Task instructions – All entries need to be written out verbatim, with pictures omitted.

** Opening Supplied data block **

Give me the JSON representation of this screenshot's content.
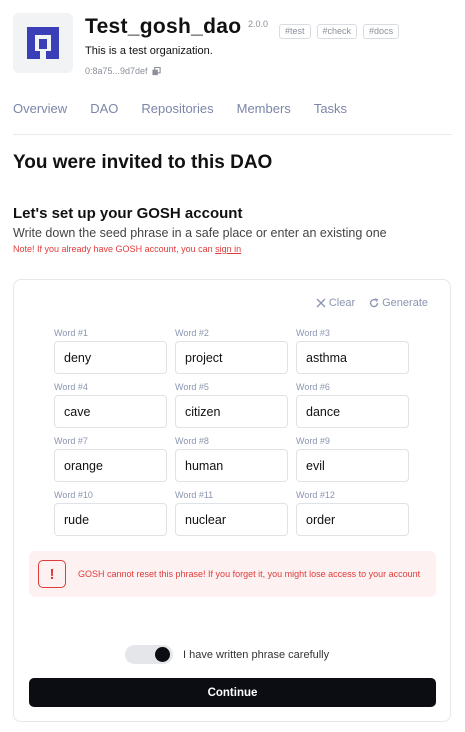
{
  "org": {
    "name": "Test_gosh_dao",
    "version": "2.0.0",
    "tags": [
      "#test",
      "#check",
      "#docs"
    ],
    "description": "This is a test organization.",
    "address": "0:8a75...9d7def"
  },
  "tabs": [
    "Overview",
    "DAO",
    "Repositories",
    "Members",
    "Tasks"
  ],
  "invite_title": "You were invited to this DAO",
  "setup": {
    "title": "Let's set up your GOSH account",
    "subtitle": "Write down the seed phrase in a safe place or enter an existing one",
    "note_prefix": "Note! If you already have GOSH account, you can ",
    "note_link": "sign in"
  },
  "phrase": {
    "clear_label": "Clear",
    "generate_label": "Generate",
    "words": [
      {
        "label": "Word #1",
        "value": "deny"
      },
      {
        "label": "Word #2",
        "value": "project"
      },
      {
        "label": "Word #3",
        "value": "asthma"
      },
      {
        "label": "Word #4",
        "value": "cave"
      },
      {
        "label": "Word #5",
        "value": "citizen"
      },
      {
        "label": "Word #6",
        "value": "dance"
      },
      {
        "label": "Word #7",
        "value": "orange"
      },
      {
        "label": "Word #8",
        "value": "human"
      },
      {
        "label": "Word #9",
        "value": "evil"
      },
      {
        "label": "Word #10",
        "value": "rude"
      },
      {
        "label": "Word #11",
        "value": "nuclear"
      },
      {
        "label": "Word #12",
        "value": "order"
      }
    ],
    "warning": "GOSH cannot reset this phrase! If you forget it, you might lose access to your account",
    "toggle_label": "I have written phrase carefully",
    "toggle_on": true,
    "continue_label": "Continue"
  },
  "colors": {
    "accent": "#3a3fb8",
    "danger": "#e03b3b",
    "button": "#0b0d12",
    "muted": "#7b86a8"
  },
  "icons": {
    "logo": "gosh-logo-icon",
    "copy": "copy-icon",
    "clear": "x-icon",
    "generate": "refresh-icon",
    "warning": "exclamation-icon"
  }
}
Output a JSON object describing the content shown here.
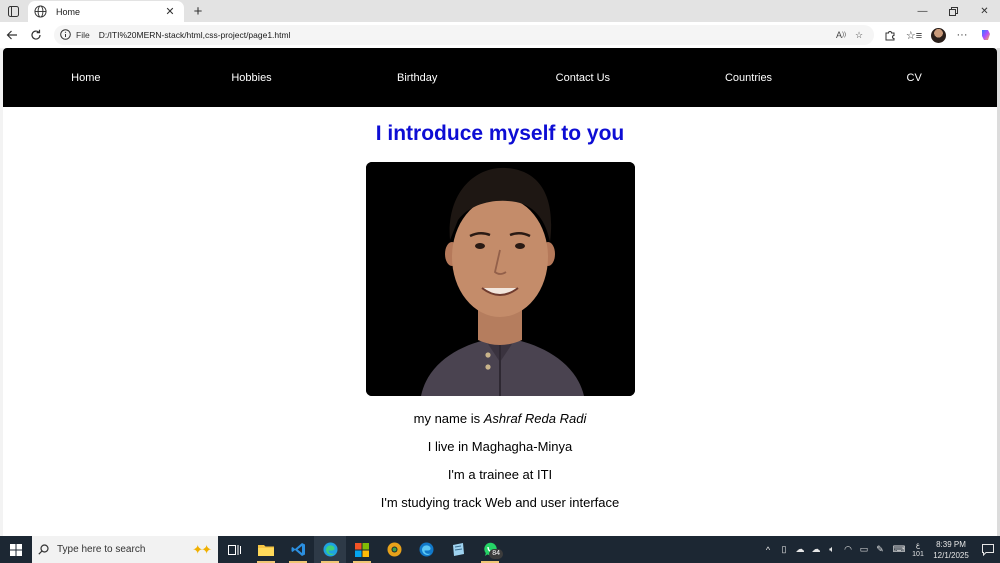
{
  "browser": {
    "tab_title": "Home",
    "scheme_label": "File",
    "url": "D:/ITI%20MERN-stack/html,css-project/page1.html"
  },
  "site": {
    "nav": [
      "Home",
      "Hobbies",
      "Birthday",
      "Contact Us",
      "Countries",
      "CV"
    ],
    "heading": "I introduce myself to you",
    "name_prefix": "my name is ",
    "name": "Ashraf Reda Radi",
    "lines": [
      "I live in Maghagha-Minya",
      "I'm a trainee at ITI",
      "I'm studying track Web and user interface"
    ],
    "colors": {
      "heading": "#0d0dd4",
      "nav_bg": "#000000",
      "nav_text": "#ffffff"
    }
  },
  "taskbar": {
    "search_placeholder": "Type here to search",
    "whatsapp_badge": "84",
    "lang_top": "ع",
    "lang_bottom": "101",
    "time": "8:39 PM",
    "date": "12/1/2025"
  }
}
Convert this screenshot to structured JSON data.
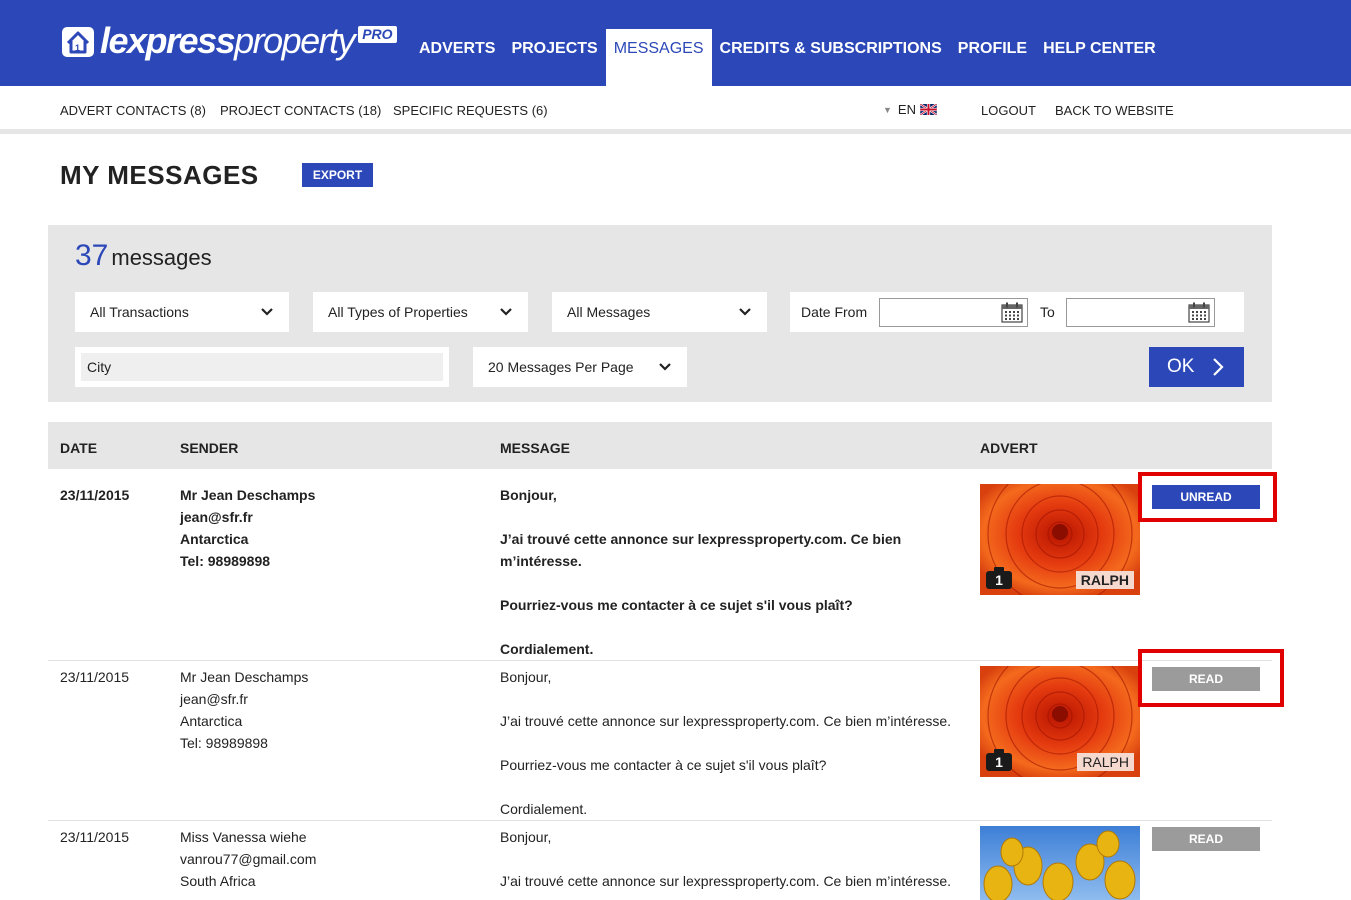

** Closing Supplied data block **

Task response –
Give me the JSON representation of this screenshot's content.
{
  "org": {
    "name": "Test_gosh_dao",
    "version": "2.0.0",
    "tags": [
      "#test",
      "#check",
      "#docs"
    ],
    "description": "This is a test organization.",
    "address": "0:8a75...9d7def"
  },
  "tabs": [
    "Overview",
    "DAO",
    "Repositories",
    "Members",
    "Tasks"
  ],
  "invite_title": "You were invited to this DAO",
  "setup": {
    "title": "Let's set up your GOSH account",
    "subtitle": "Write down the seed phrase in a safe place or enter an existing one",
    "note_prefix": "Note! If you already have GOSH account, you can ",
    "note_link": "sign in"
  },
  "phrase": {
    "clear_label": "Clear",
    "generate_label": "Generate",
    "words": [
      {
        "label": "Word #1",
        "value": "deny"
      },
      {
        "label": "Word #2",
        "value": "project"
      },
      {
        "label": "Word #3",
        "value": "asthma"
      },
      {
        "label": "Word #4",
        "value": "cave"
      },
      {
        "label": "Word #5",
        "value": "citizen"
      },
      {
        "label": "Word #6",
        "value": "dance"
      },
      {
        "label": "Word #7",
        "value": "orange"
      },
      {
        "label": "Word #8",
        "value": "human"
      },
      {
        "label": "Word #9",
        "value": "evil"
      },
      {
        "label": "Word #10",
        "value": "rude"
      },
      {
        "label": "Word #11",
        "value": "nuclear"
      },
      {
        "label": "Word #12",
        "value": "order"
      }
    ],
    "warning": "GOSH cannot reset this phrase! If you forget it, you might lose access to your account",
    "toggle_label": "I have written phrase carefully",
    "toggle_on": true,
    "continue_label": "Continue"
  },
  "colors": {
    "accent": "#3a3fb8",
    "danger": "#e03b3b",
    "button": "#0b0d12",
    "muted": "#7b86a8"
  },
  "icons": {
    "logo": "gosh-logo-icon",
    "copy": "copy-icon",
    "clear": "x-icon",
    "generate": "refresh-icon",
    "warning": "exclamation-icon"
  }
}
Output a JSON object describing the content shown here.
{
  "browser": {
    "tab_title": "Home",
    "scheme_label": "File",
    "url": "D:/ITI%20MERN-stack/html,css-project/page1.html"
  },
  "site": {
    "nav": [
      "Home",
      "Hobbies",
      "Birthday",
      "Contact Us",
      "Countries",
      "CV"
    ],
    "heading": "I introduce myself to you",
    "name_prefix": "my name is ",
    "name": "Ashraf Reda Radi",
    "lines": [
      "I live in Maghagha-Minya",
      "I'm a trainee at ITI",
      "I'm studying track Web and user interface"
    ],
    "colors": {
      "heading": "#0d0dd4",
      "nav_bg": "#000000",
      "nav_text": "#ffffff"
    }
  },
  "taskbar": {
    "search_placeholder": "Type here to search",
    "whatsapp_badge": "84",
    "lang_top": "ع",
    "lang_bottom": "101",
    "time": "8:39 PM",
    "date": "12/1/2025"
  }
}
Convert this screenshot to structured JSON data.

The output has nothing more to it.